* _Instructions to follow_: Every line of the material below should be repeated exactly.

* _The data_:
- Opening Delimiter -
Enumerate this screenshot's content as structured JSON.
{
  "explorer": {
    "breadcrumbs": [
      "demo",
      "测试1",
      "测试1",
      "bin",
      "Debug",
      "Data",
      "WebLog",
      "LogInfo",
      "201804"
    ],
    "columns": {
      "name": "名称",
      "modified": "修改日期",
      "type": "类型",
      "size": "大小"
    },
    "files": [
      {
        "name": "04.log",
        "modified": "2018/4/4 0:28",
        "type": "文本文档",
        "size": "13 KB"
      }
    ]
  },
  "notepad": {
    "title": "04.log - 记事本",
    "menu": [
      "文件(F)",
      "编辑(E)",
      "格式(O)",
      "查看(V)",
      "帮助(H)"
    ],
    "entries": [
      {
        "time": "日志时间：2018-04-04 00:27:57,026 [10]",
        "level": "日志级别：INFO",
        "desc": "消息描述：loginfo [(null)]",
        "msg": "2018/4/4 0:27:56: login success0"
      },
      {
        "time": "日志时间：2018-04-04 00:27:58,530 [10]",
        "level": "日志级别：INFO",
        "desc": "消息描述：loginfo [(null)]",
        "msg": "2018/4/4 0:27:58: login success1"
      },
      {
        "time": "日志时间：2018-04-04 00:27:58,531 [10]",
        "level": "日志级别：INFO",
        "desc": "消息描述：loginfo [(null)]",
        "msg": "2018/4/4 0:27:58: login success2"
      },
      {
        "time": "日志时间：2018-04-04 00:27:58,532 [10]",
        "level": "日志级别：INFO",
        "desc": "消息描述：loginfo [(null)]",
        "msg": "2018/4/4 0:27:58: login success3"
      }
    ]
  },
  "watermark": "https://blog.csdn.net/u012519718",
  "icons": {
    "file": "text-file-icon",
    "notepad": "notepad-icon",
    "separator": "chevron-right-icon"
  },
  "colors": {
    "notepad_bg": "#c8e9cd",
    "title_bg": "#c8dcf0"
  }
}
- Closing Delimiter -
* _Response to this task_:
Enumerate this screenshot's content as structured JSON.
{
  "explorer": {
    "breadcrumbs": [
      "demo",
      "测试1",
      "测试1",
      "bin",
      "Debug",
      "Data",
      "WebLog",
      "LogInfo",
      "201804"
    ],
    "columns": {
      "name": "名称",
      "modified": "修改日期",
      "type": "类型",
      "size": "大小"
    },
    "files": [
      {
        "name": "04.log",
        "modified": "2018/4/4 0:28",
        "type": "文本文档",
        "size": "13 KB"
      }
    ]
  },
  "notepad": {
    "title": "04.log - 记事本",
    "menu": [
      "文件(F)",
      "编辑(E)",
      "格式(O)",
      "查看(V)",
      "帮助(H)"
    ],
    "entries": [
      {
        "time": "日志时间：2018-04-04 00:27:57,026 [10]",
        "level": "日志级别：INFO",
        "desc": "消息描述：loginfo [(null)]",
        "msg": "2018/4/4 0:27:56: login success0"
      },
      {
        "time": "日志时间：2018-04-04 00:27:58,530 [10]",
        "level": "日志级别：INFO",
        "desc": "消息描述：loginfo [(null)]",
        "msg": "2018/4/4 0:27:58: login success1"
      },
      {
        "time": "日志时间：2018-04-04 00:27:58,531 [10]",
        "level": "日志级别：INFO",
        "desc": "消息描述：loginfo [(null)]",
        "msg": "2018/4/4 0:27:58: login success2"
      },
      {
        "time": "日志时间：2018-04-04 00:27:58,532 [10]",
        "level": "日志级别：INFO",
        "desc": "消息描述：loginfo [(null)]",
        "msg": "2018/4/4 0:27:58: login success3"
      }
    ]
  },
  "watermark": "https://blog.csdn.net/u012519718",
  "icons": {
    "file": "text-file-icon",
    "notepad": "notepad-icon",
    "separator": "chevron-right-icon"
  },
  "colors": {
    "notepad_bg": "#c8e9cd",
    "title_bg": "#c8dcf0"
  }
}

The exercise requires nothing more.